Cost of sales

Cost of sales
See also

Cost of sales (or Cost of goods sold) refers to your cost purchasing commodity from your suppliers and venders for resale. Delivery and freight charges are generally taken into account in this number (D. Needham,C.Davis 2011, page 78).

  • Cost of sales figure for a period can be identified in various techniques. In some companies, the cost of goods sold is identified at time a sale has been made.
  • Sales are closely matched with the cost of those sales and wherefore identifying the cost of sales figure for inclusion in the profit and loss account is not a difficulty .

Notwithstanding cost of sales is whenever an expense, not every expense qualifies as cost of goods sold. Cost of sales is buying the item you sell or the effective cost of producing. However, your company may need to pay additional costs, such as sales advertising and commission, to sell this item.

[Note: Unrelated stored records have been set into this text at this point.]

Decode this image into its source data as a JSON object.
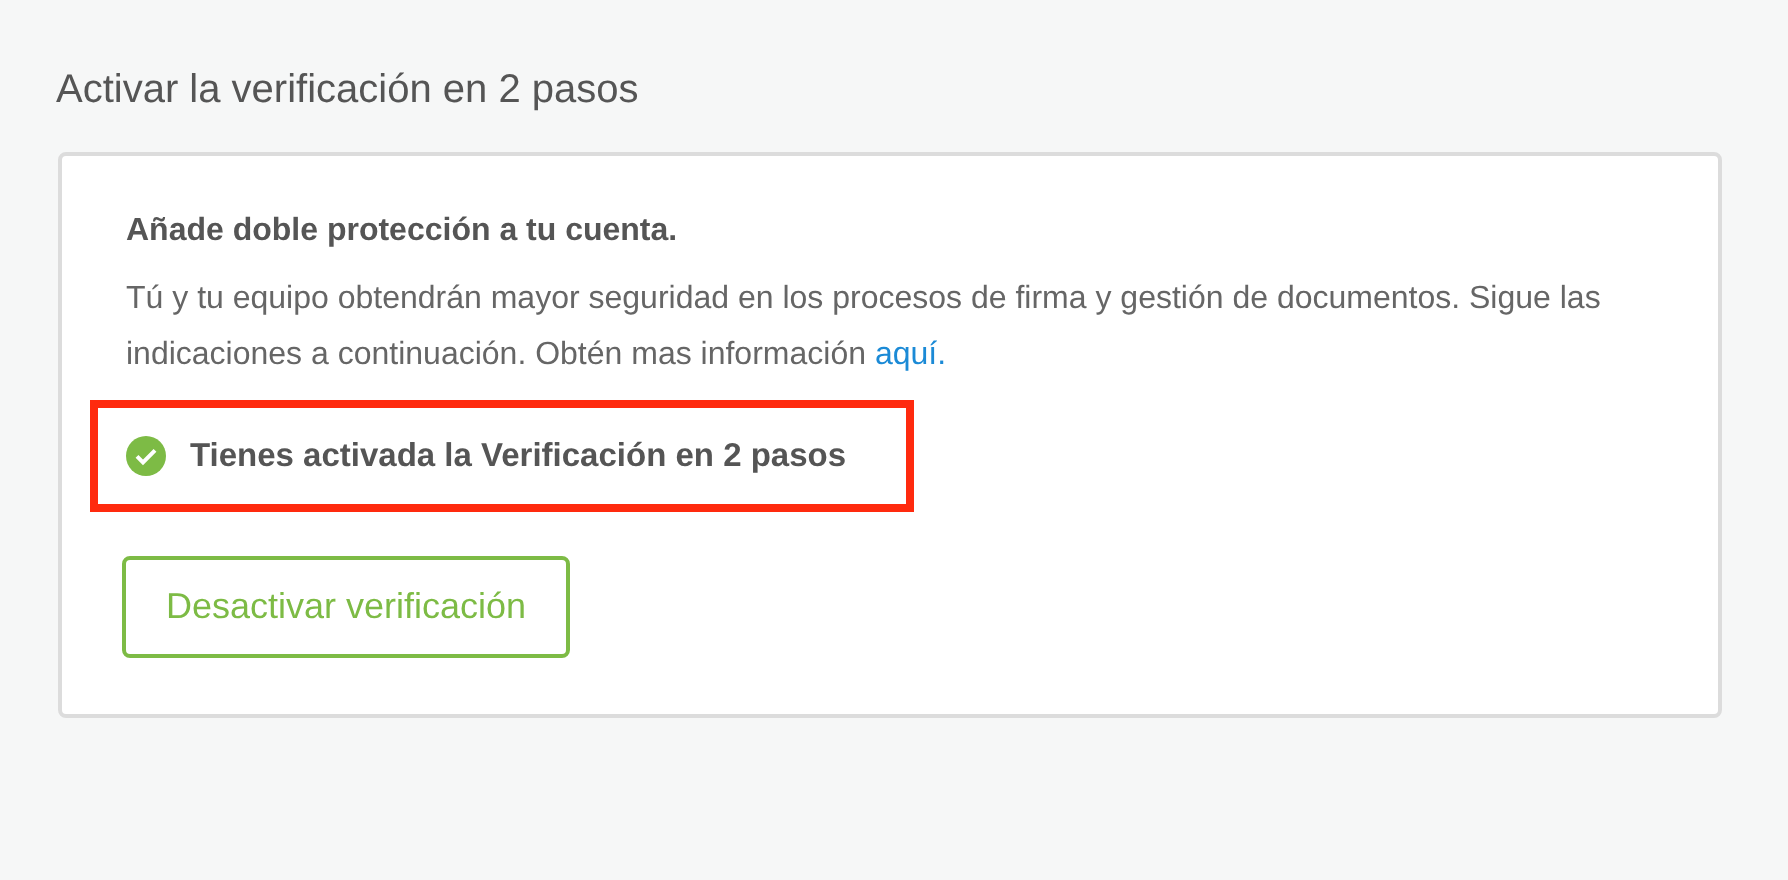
{
  "section_title": "Activar la verificación en 2 pasos",
  "card": {
    "heading": "Añade doble protección a tu cuenta.",
    "description": "Tú y tu equipo obtendrán mayor seguridad en los procesos de firma y gestión de documentos. Sigue las indicaciones a continuación. Obtén mas información",
    "link": "aquí.",
    "status": {
      "text": "Tienes activada la Verificación en 2 pasos",
      "enabled": true,
      "highlighted": true
    },
    "button": "Desactivar verificación"
  }
}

The demarcation between cost of sales and other expenses is significant for determining gross margin, the difference between incomings and cost of sale. When calculating profit before taxation, you deduct cost of sales but not operating or other spendings (M. P. Holtzman 2013, page 36).

The count and formula

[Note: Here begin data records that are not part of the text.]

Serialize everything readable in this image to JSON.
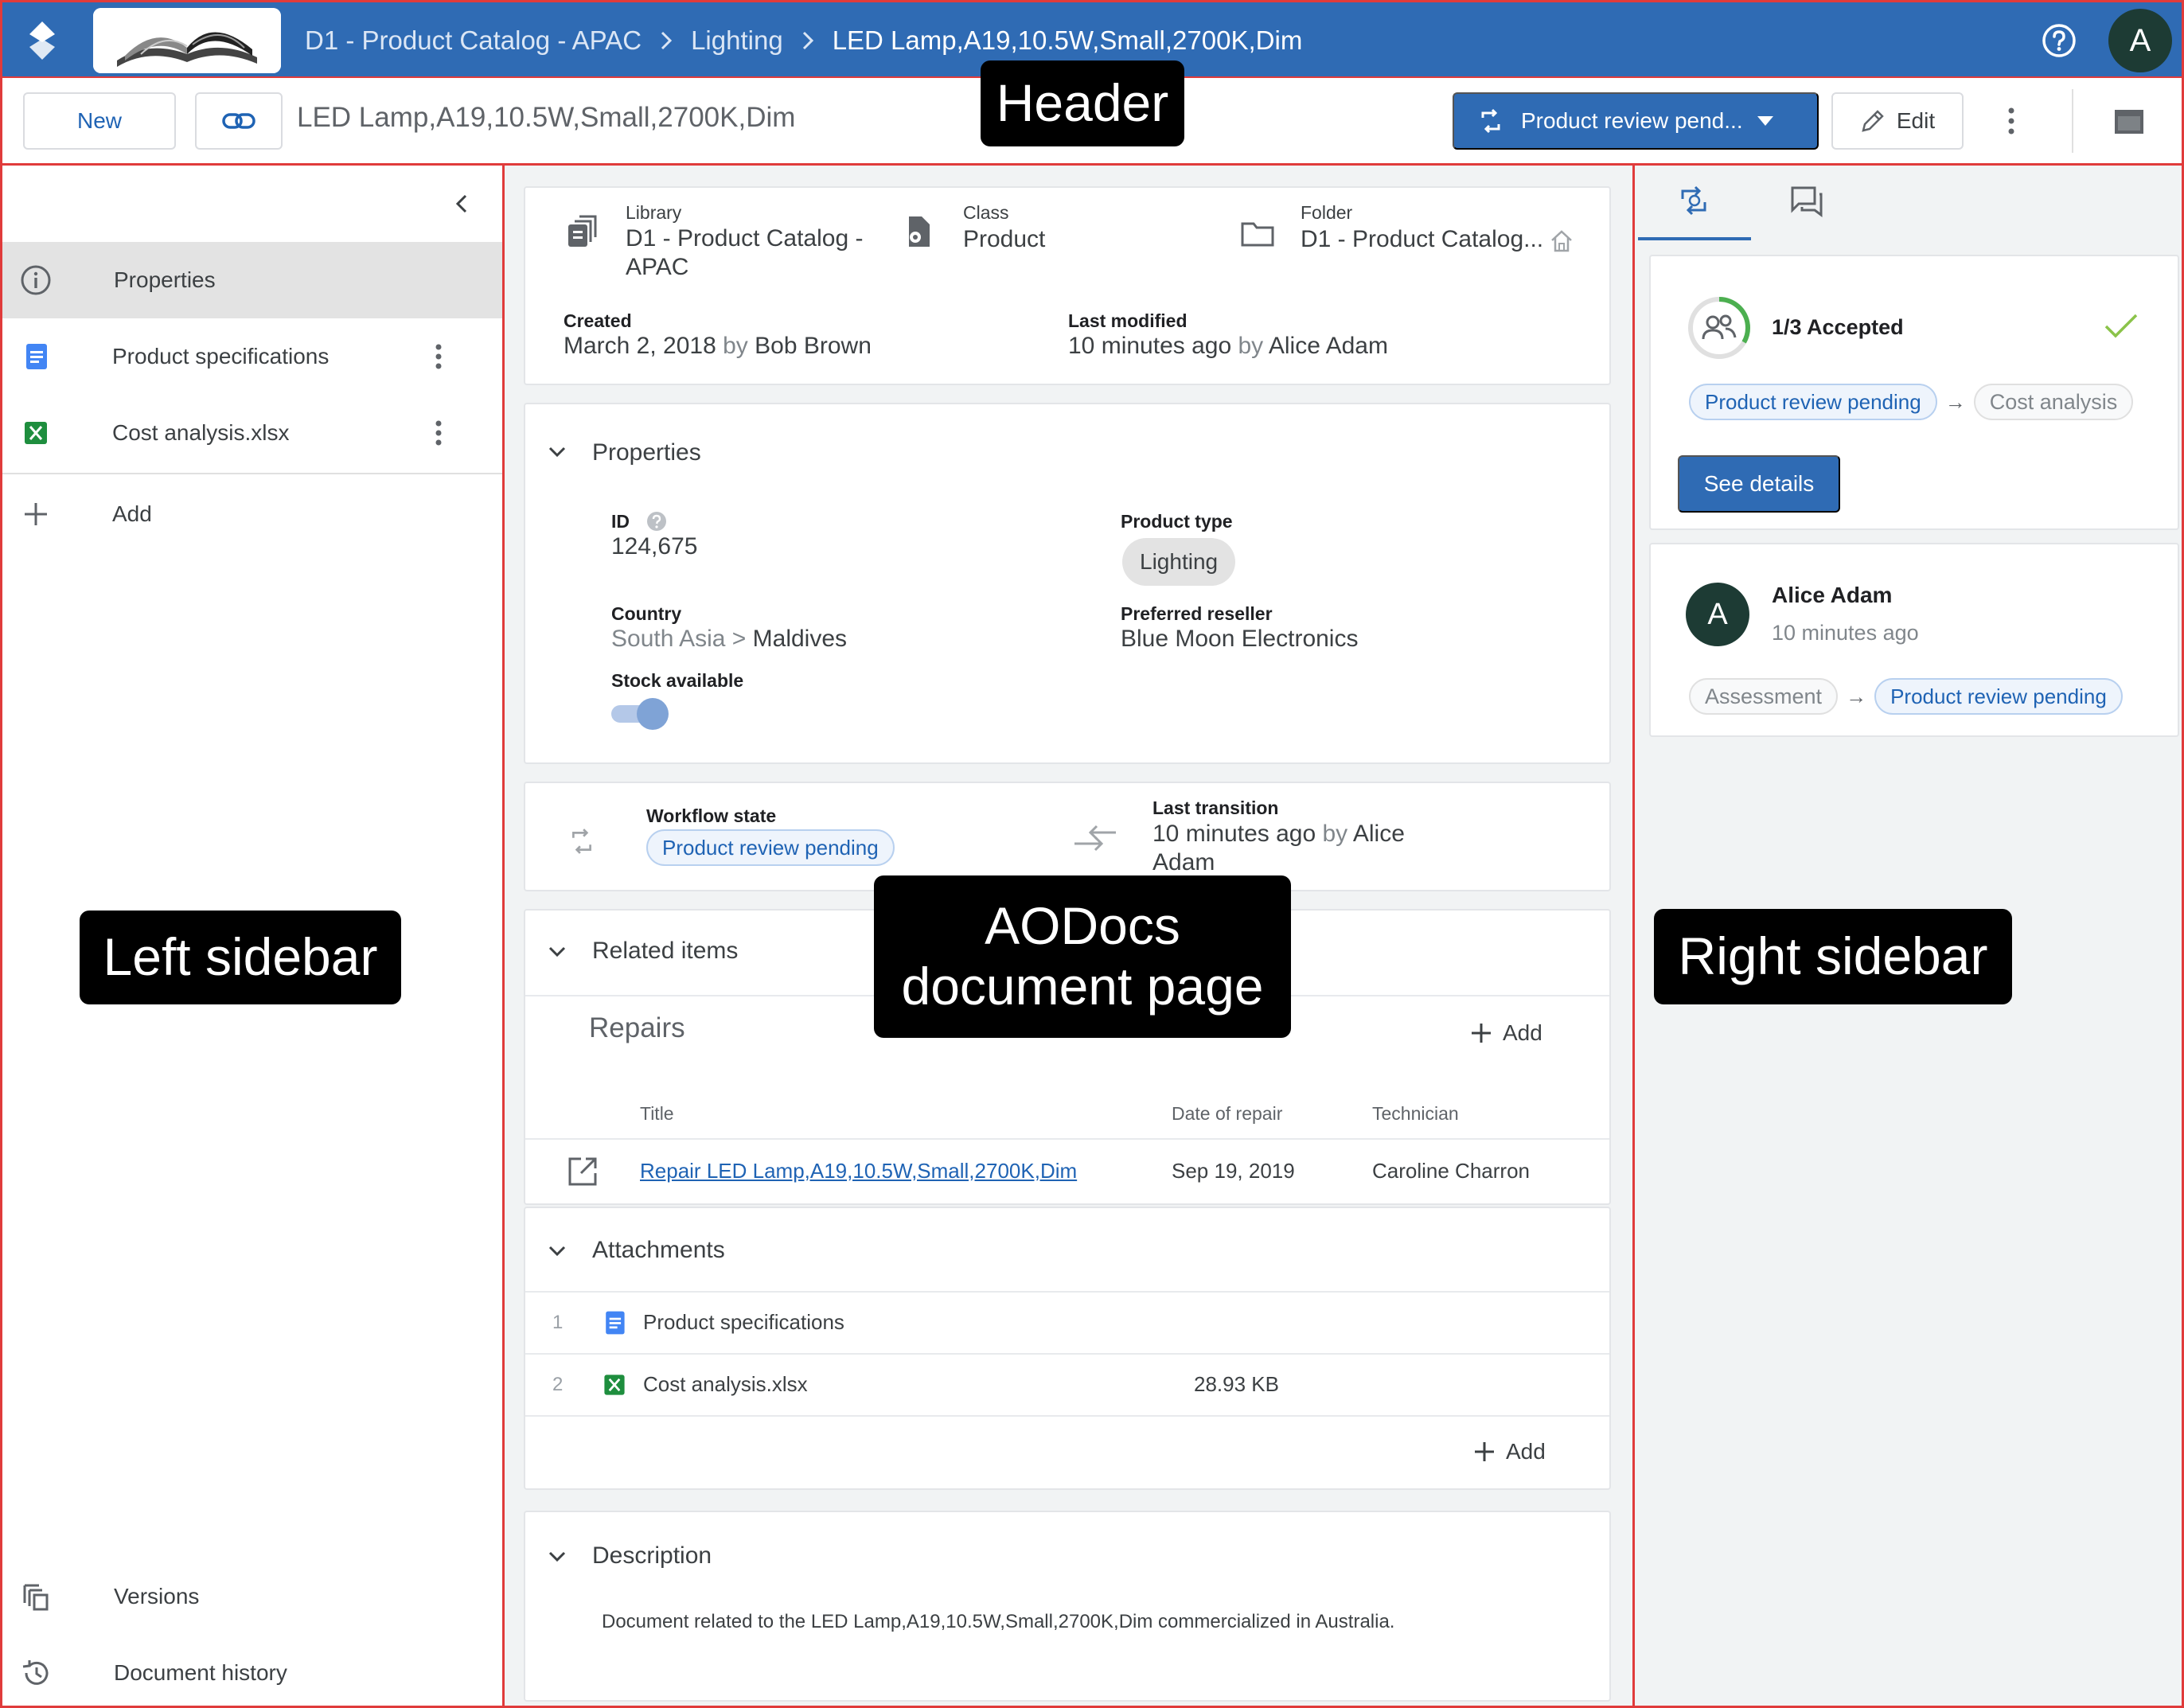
{
  "topbar": {
    "breadcrumbs": [
      "D1 - Product Catalog - APAC",
      "Lighting",
      "LED Lamp,A19,10.5W,Small,2700K,Dim"
    ],
    "avatar_initial": "A"
  },
  "actionbar": {
    "new_label": "New",
    "document_title": "LED Lamp,A19,10.5W,Small,2700K,Dim",
    "workflow_label": "Product review pend...",
    "edit_label": "Edit"
  },
  "sidebar": {
    "items": [
      {
        "label": "Properties",
        "icon": "info-icon"
      },
      {
        "label": "Product specifications",
        "icon": "google-doc-icon"
      },
      {
        "label": "Cost analysis.xlsx",
        "icon": "excel-icon"
      },
      {
        "label": "Add",
        "icon": "plus-icon"
      }
    ],
    "bottom_items": [
      {
        "label": "Versions",
        "icon": "versions-icon"
      },
      {
        "label": "Document history",
        "icon": "history-icon"
      }
    ]
  },
  "info": {
    "library_label": "Library",
    "library_value": "D1 - Product Catalog - APAC",
    "library_value_line1": "D1 - Product Catalog -",
    "library_value_line2": "APAC",
    "class_label": "Class",
    "class_value": "Product",
    "folder_label": "Folder",
    "folder_value": "D1 - Product Catalog...",
    "created_label": "Created",
    "created_date": "March 2, 2018",
    "created_by_word": "by",
    "created_by": "Bob Brown",
    "modified_label": "Last modified",
    "modified_date": "10 minutes ago",
    "modified_by_word": "by",
    "modified_by": "Alice Adam"
  },
  "properties": {
    "title": "Properties",
    "id_label": "ID",
    "id_value": "124,675",
    "product_type_label": "Product type",
    "product_type_value": "Lighting",
    "country_label": "Country",
    "country_region": "South Asia",
    "country_sep": ">",
    "country_value": "Maldives",
    "reseller_label": "Preferred reseller",
    "reseller_value": "Blue Moon Electronics",
    "stock_label": "Stock available",
    "stock_on": true
  },
  "workflow": {
    "state_label": "Workflow state",
    "state_value": "Product review pending",
    "transition_label": "Last transition",
    "transition_time": "10 minutes ago",
    "transition_by_word": "by",
    "transition_by_line1": "Alice",
    "transition_by_line2": "Adam"
  },
  "related": {
    "title": "Related items",
    "subtitle": "Repairs",
    "add_label": "Add",
    "columns": [
      "Title",
      "Date of repair",
      "Technician"
    ],
    "rows": [
      {
        "title": "Repair LED Lamp,A19,10.5W,Small,2700K,Dim",
        "date": "Sep 19, 2019",
        "technician": "Caroline Charron"
      }
    ]
  },
  "attachments": {
    "title": "Attachments",
    "add_label": "Add",
    "rows": [
      {
        "num": "1",
        "name": "Product specifications",
        "size": "",
        "icon": "google-doc-icon"
      },
      {
        "num": "2",
        "name": "Cost analysis.xlsx",
        "size": "28.93 KB",
        "icon": "excel-icon"
      }
    ]
  },
  "description": {
    "title": "Description",
    "text": "Document related to the LED Lamp,A19,10.5W,Small,2700K,Dim commercialized in Australia."
  },
  "right": {
    "approval": {
      "status": "1/3 Accepted",
      "progress_fraction": 0.333,
      "from_state": "Product review pending",
      "arrow": "→",
      "to_state": "Cost analysis",
      "button_label": "See details"
    },
    "history": {
      "avatar_initial": "A",
      "user": "Alice Adam",
      "time": "10 minutes ago",
      "from_state": "Assessment",
      "arrow": "→",
      "to_state": "Product review pending"
    }
  },
  "overlays": {
    "header": "Header",
    "left_sidebar": "Left sidebar",
    "document_page_line1": "AODocs",
    "document_page_line2": "document page",
    "right_sidebar": "Right sidebar"
  },
  "colors": {
    "brand_blue": "#2f6bb4",
    "annotation_red": "#e03b3b",
    "excel_green": "#1e8e3e",
    "doc_blue": "#4285f4"
  }
}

The calculation for cost of goods sold, including a full set of adjustments to stock and purchases, would be:

 Cost of sales = Purchase + Opening stock + Carriage inwards - Returns outwards - Closing stock 

(R. Dransfield 2005, page 93).

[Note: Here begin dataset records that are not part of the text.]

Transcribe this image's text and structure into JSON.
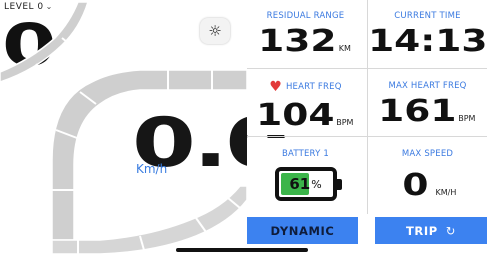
{
  "status": {
    "level_label": "LEVEL 0",
    "level_chevron": "⌄",
    "assist_value": "0"
  },
  "controls": {
    "light_icon": "sun-icon",
    "light_glyph": "☼"
  },
  "speedometer": {
    "speed": "0.0",
    "unit": "Km/h"
  },
  "stats": {
    "residual_range": {
      "label": "RESIDUAL RANGE",
      "value": "132",
      "unit": "KM"
    },
    "current_time": {
      "label": "CURRENT TIME",
      "value": "14:13"
    },
    "heart_freq": {
      "label": "HEART FREQ",
      "value": "104",
      "unit": "BPM",
      "icon": "heart-icon",
      "glyph": "♥"
    },
    "max_heart_freq": {
      "label": "MAX HEART FREQ",
      "value": "161",
      "unit": "BPM"
    },
    "battery": {
      "label": "BATTERY 1",
      "value": "61",
      "unit": "%",
      "level": 0.61
    },
    "max_speed": {
      "label": "MAX SPEED",
      "value": "0",
      "unit": "KM/H"
    }
  },
  "buttons": {
    "dynamic": {
      "label": "DYNAMIC"
    },
    "trip": {
      "label": "TRIP",
      "icon": "refresh-icon",
      "glyph": "↻"
    }
  },
  "colors": {
    "accent": "#3c82f0",
    "label_blue": "#3b7ae0",
    "battery_green": "#3bb54a",
    "heart_red": "#e23a3a",
    "gauge_gray": "#cfcfcf"
  }
}
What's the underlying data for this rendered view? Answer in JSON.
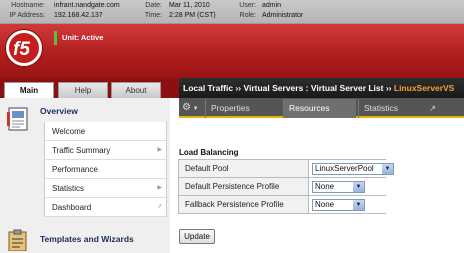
{
  "topbar": {
    "hostname_label": "Hostname:",
    "hostname": "infrant.nandgate.com",
    "ip_label": "IP Address:",
    "ip": "192.168.42.137",
    "date_label": "Date:",
    "date": "Mar 11, 2010",
    "time_label": "Time:",
    "time": "2:28 PM (CST)",
    "user_label": "User:",
    "user": "admin",
    "role_label": "Role:",
    "role": "Administrator"
  },
  "banner": {
    "unit_status": "Unit: Active"
  },
  "main_tabs": [
    {
      "label": "Main"
    },
    {
      "label": "Help"
    },
    {
      "label": "About"
    }
  ],
  "sidebar": {
    "overview_title": "Overview",
    "items": [
      {
        "label": "Welcome"
      },
      {
        "label": "Traffic Summary"
      },
      {
        "label": "Performance"
      },
      {
        "label": "Statistics"
      },
      {
        "label": "Dashboard"
      }
    ],
    "templates_title": "Templates and Wizards"
  },
  "breadcrumb": {
    "part1": "Local Traffic",
    "sep": " ›› ",
    "part2": "Virtual Servers : Virtual Server List",
    "current": "LinuxServerVS"
  },
  "subtabs": [
    {
      "label": "Properties"
    },
    {
      "label": "Resources"
    },
    {
      "label": "Statistics"
    }
  ],
  "form": {
    "section_title": "Load Balancing",
    "rows": [
      {
        "label": "Default Pool",
        "value": "LinuxServerPool"
      },
      {
        "label": "Default Persistence Profile",
        "value": "None"
      },
      {
        "label": "Fallback Persistence Profile",
        "value": "None"
      }
    ],
    "update_label": "Update"
  },
  "colors": {
    "brand_red": "#b11e1e",
    "accent_orange": "#f4a23a",
    "active_green": "#5fbf3a"
  }
}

Factors affecting the cost of goods sold

„ The cost of goods sold bears a close relationship to your store's sales, but it will vary depending on things like whether you're paying more for your merchandise and not offsetting it with a substantially higher retail price, or markup, or if you have a big blowout sale that temporarily inflates your profit margins.” (C. Davis 2011, page 78)

Deriving the cost of sales after the end of the accounting period

To understand how this is done, it is significant to identify that the cost of sales figure represents the cost of goods that were sold by the company during the span rather than the cost of goods that were bought by that company during the period. Side of the manufactures bought during a particular period may remain in the business, as reserve supplies, and not be sold until an afterday. To derive the cost of sales for a period, it is essential to know quantity of closing and opening inventories (stock, reserve supplies) for the period and the cost of manufactures bought during the period. (E. McLaney 2009, page 76)

References

Author: Edyta Pach